Stachus is a large square in central Munich, southern Germany. The square was officially named Karlsplatz in 1797 after the unpopular Charles Theodore, Elector of Bavaria. Munich natives seldom use that name, calling the square instead Stachus, after the pub Beim Stachus, once owned by Eustachius Föderl, that was located there until construction work for Karlsplatz began. Even the U-Bahn and S-Bahn announcements use the unofficial name.
The most important buildings dominating the square are on the east side of the Karlstor, a gothic gate of the demolished medieval fortifications together with the rondell buildings on both sides of the gate (constructed by Gabriel von Seidl 1899-1902). The gate was first documented in 1301 and called Neuhauser Tor until 1791 when it was renamed Karlstor in honor of Charles Theodore, Elector of Bavaria. During the summer, a large fountain operates in front of the Karlstor and in winter an open-air ice rink is installed there.
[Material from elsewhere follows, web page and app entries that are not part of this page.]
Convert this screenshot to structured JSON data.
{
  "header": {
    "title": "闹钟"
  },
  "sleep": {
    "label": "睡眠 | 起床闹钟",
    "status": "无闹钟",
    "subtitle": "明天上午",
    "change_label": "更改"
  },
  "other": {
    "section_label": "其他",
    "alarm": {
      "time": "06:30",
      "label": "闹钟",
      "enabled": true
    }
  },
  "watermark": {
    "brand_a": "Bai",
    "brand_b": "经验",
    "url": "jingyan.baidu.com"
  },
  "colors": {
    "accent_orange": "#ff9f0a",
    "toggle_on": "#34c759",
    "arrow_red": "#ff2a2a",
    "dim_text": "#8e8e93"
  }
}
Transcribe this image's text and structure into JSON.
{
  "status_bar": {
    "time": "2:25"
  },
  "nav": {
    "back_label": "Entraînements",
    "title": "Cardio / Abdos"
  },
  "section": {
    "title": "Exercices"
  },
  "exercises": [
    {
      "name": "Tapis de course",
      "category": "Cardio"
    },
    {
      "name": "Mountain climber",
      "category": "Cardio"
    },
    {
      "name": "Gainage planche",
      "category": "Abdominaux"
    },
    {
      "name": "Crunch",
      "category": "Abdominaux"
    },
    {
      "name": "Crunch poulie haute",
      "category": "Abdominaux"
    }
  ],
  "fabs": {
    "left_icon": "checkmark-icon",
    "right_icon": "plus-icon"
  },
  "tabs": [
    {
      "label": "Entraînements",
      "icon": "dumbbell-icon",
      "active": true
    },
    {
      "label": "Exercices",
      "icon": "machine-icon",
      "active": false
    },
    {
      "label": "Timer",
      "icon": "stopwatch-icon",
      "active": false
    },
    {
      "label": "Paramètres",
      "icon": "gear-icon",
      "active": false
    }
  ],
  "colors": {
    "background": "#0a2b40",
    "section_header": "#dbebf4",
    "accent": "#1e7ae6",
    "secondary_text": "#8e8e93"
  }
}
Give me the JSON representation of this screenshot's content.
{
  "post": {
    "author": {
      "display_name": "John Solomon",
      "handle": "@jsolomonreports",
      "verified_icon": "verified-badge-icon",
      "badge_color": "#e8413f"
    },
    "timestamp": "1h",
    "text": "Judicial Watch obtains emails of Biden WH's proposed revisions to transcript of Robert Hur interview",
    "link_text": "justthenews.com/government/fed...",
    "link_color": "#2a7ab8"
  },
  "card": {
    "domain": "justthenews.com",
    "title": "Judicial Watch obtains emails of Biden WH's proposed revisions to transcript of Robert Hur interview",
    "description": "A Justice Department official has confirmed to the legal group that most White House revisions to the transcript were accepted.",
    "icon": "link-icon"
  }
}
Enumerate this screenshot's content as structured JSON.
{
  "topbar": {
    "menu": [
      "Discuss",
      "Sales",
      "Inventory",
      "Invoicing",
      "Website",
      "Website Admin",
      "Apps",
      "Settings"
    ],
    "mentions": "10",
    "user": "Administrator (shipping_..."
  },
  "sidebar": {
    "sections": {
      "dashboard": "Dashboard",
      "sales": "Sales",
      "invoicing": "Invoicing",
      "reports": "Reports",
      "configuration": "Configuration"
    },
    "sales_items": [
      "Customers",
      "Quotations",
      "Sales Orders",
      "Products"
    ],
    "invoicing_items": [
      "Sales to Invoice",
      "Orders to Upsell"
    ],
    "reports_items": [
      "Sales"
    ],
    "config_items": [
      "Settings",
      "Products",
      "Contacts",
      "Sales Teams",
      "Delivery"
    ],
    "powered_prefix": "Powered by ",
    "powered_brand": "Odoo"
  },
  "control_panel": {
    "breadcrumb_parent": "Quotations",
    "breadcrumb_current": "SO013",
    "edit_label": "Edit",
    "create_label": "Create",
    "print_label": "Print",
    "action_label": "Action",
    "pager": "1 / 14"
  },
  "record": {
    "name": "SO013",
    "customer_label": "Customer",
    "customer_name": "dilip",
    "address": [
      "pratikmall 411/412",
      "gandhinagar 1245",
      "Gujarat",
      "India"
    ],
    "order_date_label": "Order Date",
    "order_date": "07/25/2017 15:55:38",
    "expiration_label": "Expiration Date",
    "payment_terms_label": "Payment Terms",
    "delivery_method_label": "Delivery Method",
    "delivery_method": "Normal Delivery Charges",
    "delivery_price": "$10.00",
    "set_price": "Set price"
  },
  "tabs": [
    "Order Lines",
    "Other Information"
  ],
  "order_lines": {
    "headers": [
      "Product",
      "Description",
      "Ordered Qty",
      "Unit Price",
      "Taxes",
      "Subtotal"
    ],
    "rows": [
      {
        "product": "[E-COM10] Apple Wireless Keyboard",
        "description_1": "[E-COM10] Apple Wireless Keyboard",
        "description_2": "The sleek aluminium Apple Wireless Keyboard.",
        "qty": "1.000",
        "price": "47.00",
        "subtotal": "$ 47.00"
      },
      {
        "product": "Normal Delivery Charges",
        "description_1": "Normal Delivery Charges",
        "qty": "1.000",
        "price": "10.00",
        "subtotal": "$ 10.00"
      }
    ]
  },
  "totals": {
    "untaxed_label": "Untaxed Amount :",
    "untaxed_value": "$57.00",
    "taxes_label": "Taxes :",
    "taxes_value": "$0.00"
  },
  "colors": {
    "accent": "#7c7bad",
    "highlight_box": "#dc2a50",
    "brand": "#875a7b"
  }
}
The most significant buildings on the opposite west side are the neo-baroque Justizpalast (Palace of Justice) and the Kaufhof, the first postwar department store built in Munich (by Theo Pabst, 1950-1951).
The underground contains a large shopping center. Also between Stachus square and Marienplatz, the main pedestrian area of the city, (Neuhauser Strasse / Kaufinger Strasse) houses numerous shops and restaurants.
The Karlsplatz (Stachus) U-Bahn and S-Bahn station is located below the square. Stachus also serves as a hub for the city's tramway system, with a four track tram station located on Altstadtring, the Old Town's orbital road system.